Extract from typed transcript (an old one) written by Doc Patterson of 2 SAS (from his personal papers now held in The Imperial War Museum) My apologies for the poor quality (I'm ashamed to say it was one of those stuffed away and not kept in the condition it deserved, but I had no wish at the time to dwell on the contents). It found its way to me many years ago through a direct route straight from "the horses mouth" so to speak.
All those that were witness to what was the horror of Belsen carried the mark of same for the rest of their lives.
Always remember, never forget.
Kind regards, always,
A very interesting narrative. However, in my opinion, the writer is not referring to Belsen.
On 8 April 4,000 prisoners were loaded into freight cars at Celle for transportation to Belsen. The train was hit by an Allied air strike together with a nearby ammunition train. There were many casualties and many of the prisoners, who tried to escape, were hunted down in what became known as the Celle Hasenjad (Celle Massacre). I think the above narrative is referring to the liberation of the survivors being held in Celle or another nearby concentration camp rather than Belsen.
Celle massacre - Wikipedia
Good luck with your research, a "RABBIT HOLE" of discoveries awaits ! The following page from the imperial war museum has a great segment on the camp and which may hold some information also. I have found that 249 Battery, 63 Anti-Tank Regiment (Oxfordshire Yeomanry), Royal Artillery were the first British Unit to enter Bergen Belsen. So there is a possibility being that he was in the Royal Artillery.
The Liberation Of Bergen-Belsen
Best Regards, Damion.
Side Note: Bergen-Belsen was also the place where Anne Frank and her Sister Died.
SOFO Museum on Twitter
As so often happens on this Forum I have become distracted. I actually had no interest in Belsen until stimulated by this thread as my interest stemmed from the involvement of 249 Battery who were the successors to the WW1 Queen's Own Oxfordshire Hussars.
Whilst it really doesn't matter who was first into Belsen, I have another indication that it was not Lt Randall.
From the timeline for April 1945 on Timeline Jan - 14 April 1945 which indicates an inspection party on the 13th which wouldtie in with a Recce by Brig Glyn Hughes.
As an aside. Winston Churchill had previously been a long serving officer in the QOOH and was in 1944 it's Honorary Colonel. The Regiment had been somewhat sidelined and a plea was made to Churchill for more active duties.
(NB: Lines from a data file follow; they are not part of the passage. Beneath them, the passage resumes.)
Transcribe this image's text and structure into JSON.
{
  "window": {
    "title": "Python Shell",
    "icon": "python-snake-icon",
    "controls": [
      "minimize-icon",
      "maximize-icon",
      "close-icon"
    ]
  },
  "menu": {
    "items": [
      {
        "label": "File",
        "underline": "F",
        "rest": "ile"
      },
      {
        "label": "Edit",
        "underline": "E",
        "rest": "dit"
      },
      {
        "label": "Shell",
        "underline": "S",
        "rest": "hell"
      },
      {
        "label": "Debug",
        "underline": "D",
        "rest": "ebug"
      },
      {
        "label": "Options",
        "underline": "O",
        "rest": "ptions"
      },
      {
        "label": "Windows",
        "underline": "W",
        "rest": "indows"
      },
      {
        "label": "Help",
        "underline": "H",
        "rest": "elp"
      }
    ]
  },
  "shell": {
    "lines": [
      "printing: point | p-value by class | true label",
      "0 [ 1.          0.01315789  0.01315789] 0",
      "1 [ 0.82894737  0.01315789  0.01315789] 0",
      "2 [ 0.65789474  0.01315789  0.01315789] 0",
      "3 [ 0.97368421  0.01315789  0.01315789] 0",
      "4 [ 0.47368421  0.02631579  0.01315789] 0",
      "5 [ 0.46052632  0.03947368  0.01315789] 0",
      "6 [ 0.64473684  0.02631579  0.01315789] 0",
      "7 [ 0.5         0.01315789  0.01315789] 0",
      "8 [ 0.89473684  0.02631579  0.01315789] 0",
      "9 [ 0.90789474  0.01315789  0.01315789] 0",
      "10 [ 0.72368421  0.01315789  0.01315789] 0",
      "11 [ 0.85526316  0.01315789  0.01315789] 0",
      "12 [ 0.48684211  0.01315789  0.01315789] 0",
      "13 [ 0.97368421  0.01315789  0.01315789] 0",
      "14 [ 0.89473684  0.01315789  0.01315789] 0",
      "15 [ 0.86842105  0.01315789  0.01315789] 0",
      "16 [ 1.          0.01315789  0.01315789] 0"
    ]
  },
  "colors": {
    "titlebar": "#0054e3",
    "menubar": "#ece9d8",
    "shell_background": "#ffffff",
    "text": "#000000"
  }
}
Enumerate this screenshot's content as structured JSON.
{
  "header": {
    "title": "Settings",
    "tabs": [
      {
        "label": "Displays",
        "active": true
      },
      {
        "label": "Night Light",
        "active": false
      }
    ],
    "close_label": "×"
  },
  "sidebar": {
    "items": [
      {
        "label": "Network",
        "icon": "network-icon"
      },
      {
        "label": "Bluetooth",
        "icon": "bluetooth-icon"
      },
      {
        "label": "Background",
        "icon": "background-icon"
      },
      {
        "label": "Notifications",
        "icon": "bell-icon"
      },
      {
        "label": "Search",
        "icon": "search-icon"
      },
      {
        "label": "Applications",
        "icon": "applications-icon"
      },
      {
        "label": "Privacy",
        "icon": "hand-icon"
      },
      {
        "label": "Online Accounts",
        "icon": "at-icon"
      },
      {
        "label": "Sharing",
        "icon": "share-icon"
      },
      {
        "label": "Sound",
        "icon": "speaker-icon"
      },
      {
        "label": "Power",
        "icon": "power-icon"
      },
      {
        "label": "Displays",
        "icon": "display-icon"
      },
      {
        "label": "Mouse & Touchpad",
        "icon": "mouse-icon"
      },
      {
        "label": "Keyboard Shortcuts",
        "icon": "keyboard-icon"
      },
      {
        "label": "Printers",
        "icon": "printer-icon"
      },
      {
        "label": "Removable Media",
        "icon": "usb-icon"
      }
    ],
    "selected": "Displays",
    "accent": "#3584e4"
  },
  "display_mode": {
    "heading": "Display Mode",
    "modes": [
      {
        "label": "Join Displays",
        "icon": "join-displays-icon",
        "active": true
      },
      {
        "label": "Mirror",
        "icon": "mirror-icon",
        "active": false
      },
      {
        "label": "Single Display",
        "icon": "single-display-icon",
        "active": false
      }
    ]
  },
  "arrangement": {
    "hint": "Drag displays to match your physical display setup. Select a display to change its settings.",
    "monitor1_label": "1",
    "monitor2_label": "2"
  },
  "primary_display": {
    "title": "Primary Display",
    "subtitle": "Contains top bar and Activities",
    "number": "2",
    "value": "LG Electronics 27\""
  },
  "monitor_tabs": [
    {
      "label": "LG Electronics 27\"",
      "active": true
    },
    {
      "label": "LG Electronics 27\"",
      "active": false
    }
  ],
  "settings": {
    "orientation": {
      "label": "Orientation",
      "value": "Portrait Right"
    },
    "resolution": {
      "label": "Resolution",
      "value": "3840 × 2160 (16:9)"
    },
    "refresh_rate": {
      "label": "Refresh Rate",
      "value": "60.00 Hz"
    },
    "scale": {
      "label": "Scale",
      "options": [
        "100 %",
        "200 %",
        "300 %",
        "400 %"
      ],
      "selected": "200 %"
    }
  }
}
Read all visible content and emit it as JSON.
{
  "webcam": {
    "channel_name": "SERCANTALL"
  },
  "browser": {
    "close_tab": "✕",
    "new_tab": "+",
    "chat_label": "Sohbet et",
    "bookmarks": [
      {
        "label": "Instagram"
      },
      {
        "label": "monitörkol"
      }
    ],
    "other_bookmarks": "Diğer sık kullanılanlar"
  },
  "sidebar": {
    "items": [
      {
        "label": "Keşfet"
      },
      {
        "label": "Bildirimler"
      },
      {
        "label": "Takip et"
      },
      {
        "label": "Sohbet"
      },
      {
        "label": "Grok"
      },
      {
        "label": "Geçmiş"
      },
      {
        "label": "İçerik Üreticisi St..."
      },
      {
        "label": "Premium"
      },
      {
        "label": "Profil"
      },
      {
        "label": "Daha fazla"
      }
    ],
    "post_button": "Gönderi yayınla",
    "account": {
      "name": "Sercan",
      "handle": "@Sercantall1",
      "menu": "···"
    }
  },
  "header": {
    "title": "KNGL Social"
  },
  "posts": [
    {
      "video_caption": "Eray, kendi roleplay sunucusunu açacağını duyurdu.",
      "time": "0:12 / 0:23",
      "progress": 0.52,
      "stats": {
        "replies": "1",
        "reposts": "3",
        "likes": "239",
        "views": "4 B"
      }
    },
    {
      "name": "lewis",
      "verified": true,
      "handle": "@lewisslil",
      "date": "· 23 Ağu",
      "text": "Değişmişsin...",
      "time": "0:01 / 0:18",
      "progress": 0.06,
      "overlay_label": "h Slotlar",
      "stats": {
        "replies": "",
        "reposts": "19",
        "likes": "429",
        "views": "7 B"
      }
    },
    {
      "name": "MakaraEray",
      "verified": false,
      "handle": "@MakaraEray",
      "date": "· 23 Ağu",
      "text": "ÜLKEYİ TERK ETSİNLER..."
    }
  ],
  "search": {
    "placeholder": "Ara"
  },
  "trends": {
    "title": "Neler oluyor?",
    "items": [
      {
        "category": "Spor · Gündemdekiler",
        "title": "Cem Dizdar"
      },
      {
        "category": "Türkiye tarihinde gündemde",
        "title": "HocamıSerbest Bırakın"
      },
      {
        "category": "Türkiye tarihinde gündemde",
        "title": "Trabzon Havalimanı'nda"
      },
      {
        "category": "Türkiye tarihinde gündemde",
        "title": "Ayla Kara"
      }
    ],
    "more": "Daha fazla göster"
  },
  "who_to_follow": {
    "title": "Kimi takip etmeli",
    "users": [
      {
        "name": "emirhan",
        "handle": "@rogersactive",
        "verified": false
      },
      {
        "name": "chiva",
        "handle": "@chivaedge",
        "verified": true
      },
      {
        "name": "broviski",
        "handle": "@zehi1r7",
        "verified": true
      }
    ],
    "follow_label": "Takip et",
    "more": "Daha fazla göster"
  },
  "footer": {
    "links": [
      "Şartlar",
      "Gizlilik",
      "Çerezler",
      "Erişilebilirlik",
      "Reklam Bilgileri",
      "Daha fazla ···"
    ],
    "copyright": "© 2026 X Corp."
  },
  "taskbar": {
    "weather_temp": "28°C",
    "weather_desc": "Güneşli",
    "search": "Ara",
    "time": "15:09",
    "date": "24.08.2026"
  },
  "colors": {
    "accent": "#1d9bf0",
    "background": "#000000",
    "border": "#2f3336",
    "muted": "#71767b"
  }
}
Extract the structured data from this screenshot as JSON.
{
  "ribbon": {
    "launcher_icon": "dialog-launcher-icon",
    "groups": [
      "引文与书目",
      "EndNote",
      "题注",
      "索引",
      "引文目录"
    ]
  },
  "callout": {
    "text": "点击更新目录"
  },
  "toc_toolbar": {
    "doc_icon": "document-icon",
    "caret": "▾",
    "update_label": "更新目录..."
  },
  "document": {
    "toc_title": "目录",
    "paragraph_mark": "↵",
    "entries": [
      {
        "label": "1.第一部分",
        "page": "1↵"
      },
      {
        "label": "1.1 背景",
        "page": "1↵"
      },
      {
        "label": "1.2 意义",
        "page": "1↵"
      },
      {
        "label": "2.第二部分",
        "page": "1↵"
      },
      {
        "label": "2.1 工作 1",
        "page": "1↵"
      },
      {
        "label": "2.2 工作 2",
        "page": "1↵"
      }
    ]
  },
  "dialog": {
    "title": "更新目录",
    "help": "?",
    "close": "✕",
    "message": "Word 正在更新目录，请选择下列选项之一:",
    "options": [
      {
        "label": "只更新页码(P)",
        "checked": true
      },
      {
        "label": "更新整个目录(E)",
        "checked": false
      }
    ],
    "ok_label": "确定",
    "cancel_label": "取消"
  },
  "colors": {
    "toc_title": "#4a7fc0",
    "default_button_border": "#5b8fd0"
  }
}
Churchill intervened and the Regiment was sent to France in late 1944 - the only Regiment to have been moved on the personal order of the Prime Minister.
Separate names with a comma.